New York’s revival, while bringing other social ills, is something to celebrate. People see the crowds, the skyscrapers, the development as the physical manifestations of the revival. What isn’t so well-perceived is how New York’s green spaces — the city’s parks and gardens — have been essential to this renaissance.
Garden writer Jane Garmey and photographer Mick Hales remedy this in their survey of 25 gardens that have been created or revived over the past generation. Garmey chooses plant-focused gardens over parks, though some gardens are in parks and, as she writes, the distinction between them “can get blurred.”
Some need little introduction — the High Line, the Conservatory Garden in Central Park — but others are hidden gems. The three-acre Heather Garden at Fort Tryon Park is a spectacle of shrubs, perennials and bulbs along with heathers and heaths that bring echoes of the Scottish Highlands to the Hudson.
A chapter on a business that has built organic farms on rooftops in Queens and Brooklyn brings home the can-do spirit and optimism of young urban farmers. At its two sites, Brooklyn Grange produces more than 50,000 pounds of produce annually. Thirty beehives yield 1,500 pounds of honey. In one photograph, we see rows of half-harvested kale, with their lower leaves plucked, making them look like tiny palm trees before the distant skyline of Manhattan.

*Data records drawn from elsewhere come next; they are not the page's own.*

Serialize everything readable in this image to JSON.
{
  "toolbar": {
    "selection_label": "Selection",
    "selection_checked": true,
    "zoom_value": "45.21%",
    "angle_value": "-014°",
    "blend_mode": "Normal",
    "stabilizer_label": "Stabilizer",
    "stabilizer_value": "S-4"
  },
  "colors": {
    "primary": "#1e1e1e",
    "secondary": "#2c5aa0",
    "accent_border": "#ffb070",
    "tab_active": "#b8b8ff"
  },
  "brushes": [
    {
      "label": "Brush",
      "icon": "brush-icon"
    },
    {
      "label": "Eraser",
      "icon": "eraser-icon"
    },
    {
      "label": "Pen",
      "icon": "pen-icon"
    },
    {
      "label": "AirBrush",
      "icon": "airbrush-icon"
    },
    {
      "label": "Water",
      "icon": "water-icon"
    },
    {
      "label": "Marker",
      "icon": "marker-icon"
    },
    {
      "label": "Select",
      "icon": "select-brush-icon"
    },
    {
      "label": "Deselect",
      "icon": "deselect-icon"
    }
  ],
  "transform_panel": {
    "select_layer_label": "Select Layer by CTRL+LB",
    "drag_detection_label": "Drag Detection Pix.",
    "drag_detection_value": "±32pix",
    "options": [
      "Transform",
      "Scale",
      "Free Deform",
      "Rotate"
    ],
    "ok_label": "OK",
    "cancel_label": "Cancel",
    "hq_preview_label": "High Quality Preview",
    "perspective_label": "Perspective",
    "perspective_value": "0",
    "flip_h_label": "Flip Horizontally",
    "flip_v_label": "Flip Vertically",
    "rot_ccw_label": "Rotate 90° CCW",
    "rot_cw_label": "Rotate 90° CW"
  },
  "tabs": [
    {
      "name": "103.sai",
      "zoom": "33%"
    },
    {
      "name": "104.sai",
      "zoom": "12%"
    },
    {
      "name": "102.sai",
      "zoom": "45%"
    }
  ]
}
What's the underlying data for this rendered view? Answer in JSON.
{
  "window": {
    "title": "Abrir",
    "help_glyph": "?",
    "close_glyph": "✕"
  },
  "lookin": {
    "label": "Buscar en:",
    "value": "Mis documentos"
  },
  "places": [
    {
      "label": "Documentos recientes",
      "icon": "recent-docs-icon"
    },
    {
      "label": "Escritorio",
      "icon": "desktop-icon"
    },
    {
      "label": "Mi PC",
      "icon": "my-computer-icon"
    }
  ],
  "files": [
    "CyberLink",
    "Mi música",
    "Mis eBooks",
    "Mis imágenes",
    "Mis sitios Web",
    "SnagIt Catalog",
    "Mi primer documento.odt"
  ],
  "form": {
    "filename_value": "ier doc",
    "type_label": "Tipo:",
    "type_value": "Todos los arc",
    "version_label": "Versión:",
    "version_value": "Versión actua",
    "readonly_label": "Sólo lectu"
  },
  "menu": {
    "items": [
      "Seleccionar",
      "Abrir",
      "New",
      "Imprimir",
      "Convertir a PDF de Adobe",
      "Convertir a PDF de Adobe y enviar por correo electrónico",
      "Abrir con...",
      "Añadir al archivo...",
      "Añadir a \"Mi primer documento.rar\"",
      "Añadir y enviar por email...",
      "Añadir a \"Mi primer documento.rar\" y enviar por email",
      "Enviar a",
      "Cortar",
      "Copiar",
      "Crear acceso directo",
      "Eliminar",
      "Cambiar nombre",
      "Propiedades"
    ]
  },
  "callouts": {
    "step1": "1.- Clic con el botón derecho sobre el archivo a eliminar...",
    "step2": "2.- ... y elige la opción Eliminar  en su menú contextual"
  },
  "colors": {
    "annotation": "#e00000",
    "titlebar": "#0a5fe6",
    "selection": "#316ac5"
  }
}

Practically all of these gardens were revived or created because of local activists who understood that nature is vital to a big city and its inhabitants, whatever the fortunes or priorities of its government. As Garmey writes: “The ever-growing appreciation of New York’s parks and gardens tells a story of how green has triumphed over tarmac and plants over weeds.”
A 17th-century Handbook of Bird-Care and Folklore
By Giovanni Pietro Olina et al
Translated from the Italian by Kate Clayton
Yale University Press. 144 pp. $22.50
William Blake warns against our cruel dominion over other creatures and tells us that “A Robin Red breast in a Cage/ Puts all Heaven in a Rage.” But the practice of caging wild birds was long established in Europe by the time Blake wrote “Auguries of Innocence.” Birds were caught and sold, yes, for food, but also in large part to keep caged. They provided ornament and song in a world before recorded sound. In Germany, the nightingale, that most melodious nocturnal wonder, was traded by the quart like a commodity.
We learn this in “Pasta for Nightingales,” which combines a 1622 treatise on songbird cultivation by the naturalist Giovanni Pietro Olina with the original colored drawings, by artist Vincenzo Leonardi, that inspired Olina’s accompanying illustrations. This handsome new edition features an introduction by Helen Macdonald, author of “H Is for Hawk.”
Leonardi’s bird portraits are in an elongated Renaissance style and infused with childlike charm. The drawings were groundbreaking for their time, and they reveal some deft technique in trying to bring such things as iridescence to life. The text, though, is more compelling, revealing the captor’s relationship with native songbirds that today is unthinkable (and illegal), but in its time was common to a decorated domestic life.
The title comes from the recommended diet for a caged nightingale to induce it to sing. The keeper was advised in winter to add some saffron and pine nuts to the chickpea pasta. If the bird was still stubbornly mute, you were to keep it in a room where there is conversation or music. “If you make a sweet Concert of sound or of voices, it will be wonderfully fired up to sing.”
Adrian Higgins writes about the intersection of gardening and life for The Washington Post.